Just what are these "Added Benefits?" Scoring -- or other "positive actions" -- charges a meter tied to power-ups. Once filled, youíre given a random power-up, providing you with a quick boost. Power-up effects vary greatly, with some being absolute game breakers. For instance, one multiplies any points earned off dunks for a set amount of time. Since dunking is one of the easier things to do, it is possible to quickly rocket past your opponent by double-digits, effectively putting the game out of reach. By comparison, some are flat-out useless.
The power-ups are clearly an attempt to give NBA Playgrounds its own unique spin, but it doesnít work, at least not in the core game. Instead, power-ups are better suited for a side-mode. At the very least, they shouldnít be as powerful considering how much of a positive feedback loop they create. Once someone is ahead, they are most likely to stay ahead. This is the exact opposite of a game like Mario Kart, which doles out less-effective power-ups the closer you are to the front.

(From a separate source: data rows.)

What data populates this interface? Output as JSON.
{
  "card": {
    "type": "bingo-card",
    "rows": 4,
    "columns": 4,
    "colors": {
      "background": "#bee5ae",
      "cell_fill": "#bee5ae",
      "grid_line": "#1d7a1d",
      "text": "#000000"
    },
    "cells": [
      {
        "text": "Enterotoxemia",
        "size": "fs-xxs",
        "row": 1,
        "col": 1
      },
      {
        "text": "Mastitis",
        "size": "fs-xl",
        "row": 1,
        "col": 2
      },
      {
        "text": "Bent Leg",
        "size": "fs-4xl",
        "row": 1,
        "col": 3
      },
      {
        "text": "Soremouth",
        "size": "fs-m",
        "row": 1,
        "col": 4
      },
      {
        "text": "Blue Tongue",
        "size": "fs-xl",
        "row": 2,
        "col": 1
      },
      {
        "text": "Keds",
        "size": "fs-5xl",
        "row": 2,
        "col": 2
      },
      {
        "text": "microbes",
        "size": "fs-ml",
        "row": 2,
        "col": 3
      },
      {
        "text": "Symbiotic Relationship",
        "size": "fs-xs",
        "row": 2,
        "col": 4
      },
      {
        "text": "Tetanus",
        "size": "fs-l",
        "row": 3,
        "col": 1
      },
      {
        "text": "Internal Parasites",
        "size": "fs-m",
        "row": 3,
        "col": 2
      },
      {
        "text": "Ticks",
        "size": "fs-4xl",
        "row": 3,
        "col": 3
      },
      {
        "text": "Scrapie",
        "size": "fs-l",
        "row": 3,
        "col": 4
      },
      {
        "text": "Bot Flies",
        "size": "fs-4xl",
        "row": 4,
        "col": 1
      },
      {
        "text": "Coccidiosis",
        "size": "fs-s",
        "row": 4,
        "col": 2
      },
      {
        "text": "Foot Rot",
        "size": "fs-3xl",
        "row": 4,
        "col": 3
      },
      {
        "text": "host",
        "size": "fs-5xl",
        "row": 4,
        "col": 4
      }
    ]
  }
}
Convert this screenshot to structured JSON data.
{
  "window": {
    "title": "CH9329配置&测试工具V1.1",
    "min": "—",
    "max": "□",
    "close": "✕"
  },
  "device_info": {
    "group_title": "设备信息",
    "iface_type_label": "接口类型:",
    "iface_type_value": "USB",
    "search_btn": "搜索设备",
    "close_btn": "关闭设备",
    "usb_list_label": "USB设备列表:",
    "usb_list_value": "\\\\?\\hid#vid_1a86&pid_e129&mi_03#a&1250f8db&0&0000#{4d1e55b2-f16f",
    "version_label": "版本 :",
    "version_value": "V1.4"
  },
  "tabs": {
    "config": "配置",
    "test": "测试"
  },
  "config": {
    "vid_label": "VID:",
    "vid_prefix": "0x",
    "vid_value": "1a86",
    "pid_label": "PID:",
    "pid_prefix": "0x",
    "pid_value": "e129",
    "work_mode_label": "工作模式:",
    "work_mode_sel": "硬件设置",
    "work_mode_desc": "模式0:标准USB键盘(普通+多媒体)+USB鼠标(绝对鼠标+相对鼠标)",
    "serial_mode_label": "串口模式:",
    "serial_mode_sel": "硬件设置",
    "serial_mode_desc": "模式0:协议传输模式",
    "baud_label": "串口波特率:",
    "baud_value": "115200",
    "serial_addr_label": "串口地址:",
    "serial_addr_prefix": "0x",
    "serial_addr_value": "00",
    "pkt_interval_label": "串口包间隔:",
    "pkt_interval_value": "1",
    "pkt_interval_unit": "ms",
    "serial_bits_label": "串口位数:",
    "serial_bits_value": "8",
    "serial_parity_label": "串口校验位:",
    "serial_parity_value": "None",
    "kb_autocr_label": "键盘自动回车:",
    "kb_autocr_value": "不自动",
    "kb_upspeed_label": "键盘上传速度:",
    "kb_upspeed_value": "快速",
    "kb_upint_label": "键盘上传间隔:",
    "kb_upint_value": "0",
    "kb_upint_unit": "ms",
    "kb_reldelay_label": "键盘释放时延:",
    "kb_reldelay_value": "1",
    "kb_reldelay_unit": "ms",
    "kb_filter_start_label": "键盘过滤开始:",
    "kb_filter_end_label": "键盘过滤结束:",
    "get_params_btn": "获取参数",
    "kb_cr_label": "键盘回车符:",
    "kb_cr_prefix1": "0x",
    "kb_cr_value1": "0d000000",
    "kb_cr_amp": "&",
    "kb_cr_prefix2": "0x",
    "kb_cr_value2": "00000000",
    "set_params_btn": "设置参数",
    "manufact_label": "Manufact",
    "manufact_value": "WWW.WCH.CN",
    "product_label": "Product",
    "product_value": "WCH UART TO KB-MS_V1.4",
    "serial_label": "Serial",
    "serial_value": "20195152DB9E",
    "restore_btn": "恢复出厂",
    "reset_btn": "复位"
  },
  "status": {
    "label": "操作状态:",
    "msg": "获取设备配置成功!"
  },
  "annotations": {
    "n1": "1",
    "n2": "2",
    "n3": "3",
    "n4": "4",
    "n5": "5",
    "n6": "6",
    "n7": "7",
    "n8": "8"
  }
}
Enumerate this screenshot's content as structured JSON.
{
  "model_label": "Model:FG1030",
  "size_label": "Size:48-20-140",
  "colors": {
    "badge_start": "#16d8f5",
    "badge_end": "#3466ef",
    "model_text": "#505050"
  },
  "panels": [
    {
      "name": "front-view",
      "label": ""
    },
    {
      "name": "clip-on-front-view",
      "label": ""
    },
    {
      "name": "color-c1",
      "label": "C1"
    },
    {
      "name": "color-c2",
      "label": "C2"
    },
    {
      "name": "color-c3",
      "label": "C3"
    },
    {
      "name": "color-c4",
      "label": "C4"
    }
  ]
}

I have a love-hate relationship with the Stamina bar. In some ways, I like that it serves as a bit of a regulator on player actions. You have to think about your actions beforehand, rather than flailing around in a flurry of elbows and attempted blocks. On the downside, stamina drains quickly. Even if youíre careful about your actions, it is entirely possible to reach the hoop with minimal stamina, limiting what you can do. The only counter to this is to use a player with a high stamina stat, but since access of players is random, thereís no way to guarantee access.
In all, NBA Playgrounds does a great job of trying to emulate NBA Jam. On the surface, everything is where it needs to be for a successful game. Itís the smaller details that get in the way and rob NBA Playgrounds of the "spark" that made NBA Jam.